With current telescopes, scientists can observe our Universe’s galaxies and galaxy clusters and their distribution along an invisible cosmic web. From the...

Im Focus: Scientists develop molecular thermometer for contactless measurement using infrared light

Temperature measurements possible even on the smallest scale / Molecular ruby for use in material sciences, biology, and medicine

Chemists at Johannes Gutenberg University Mainz (JGU) in cooperation with researchers of the German Federal Institute for Materials Research and Testing (BAM)...

Im Focus: Optoelectronic Inline Measurement – Accurate to the Nanometer

Germany counts high-precision manufacturing processes among its advantages as a location. It’s not just the aerospace and automotive industries that require almost waste-free, high-precision manufacturing to provide an efficient way of testing the shape and orientation tolerances of products. Since current inline measurement technology not yet provides the required accuracy, the Fraunhofer Institute for Laser Technology ILT is collaborating with four renowned industry partners in the INSPIRE project to develop inline sensors with a new accuracy class. Funded by the German Federal Ministry of Education and Research (BMBF), the project is scheduled to run until the end of 2019.

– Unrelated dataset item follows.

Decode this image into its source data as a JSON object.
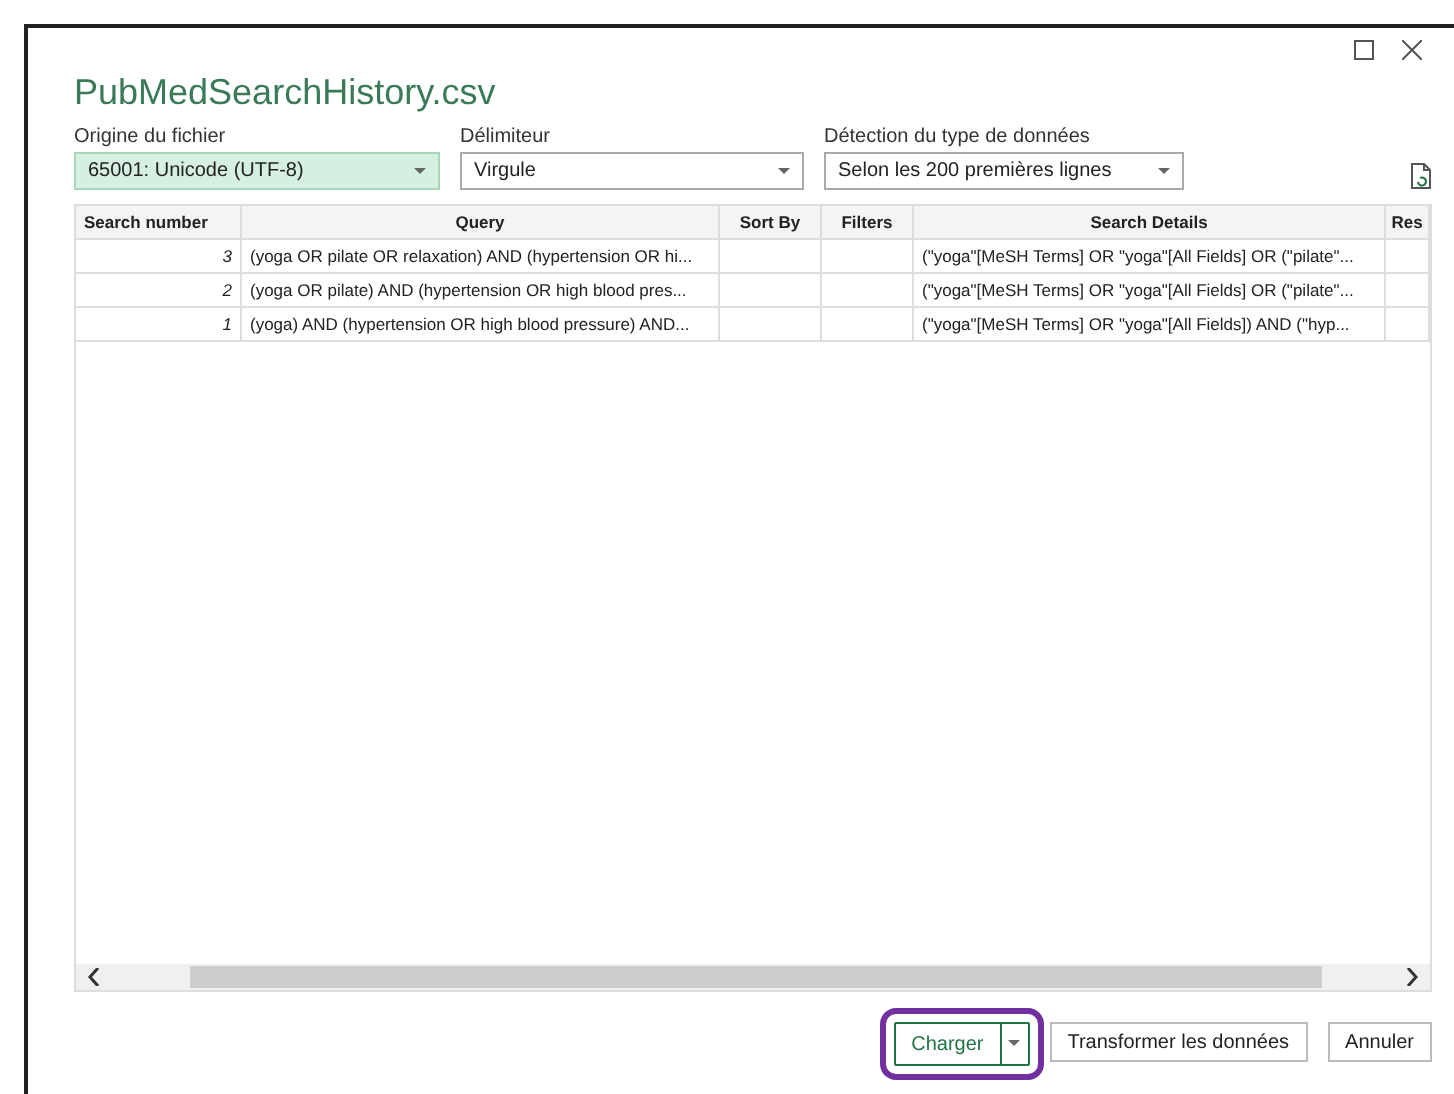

New Manufacturing Technologies for New Products

All Focus news of the innovation-report >>>

Anzeige

Anzeige

Event News

Plants are networkers

19.06.2017 | Event News

Digital Survival Training for Executives

13.06.2017 | Event News

Global Learning Council Summit 2017

13.06.2017 | Event News

 
Latest News

A new technique isolates neuronal activity during memory consolidation

22.06.2017 | Life Sciences

Plant inspiration could lead to flexible electronics

22.06.2017 | Materials Sciences

A rhodium-based catalyst for making organosilicon using less precious metal

22.06.2017 | Materials Sciences

VideoLinks
B2B-VideoLinks
More VideoLinks >>>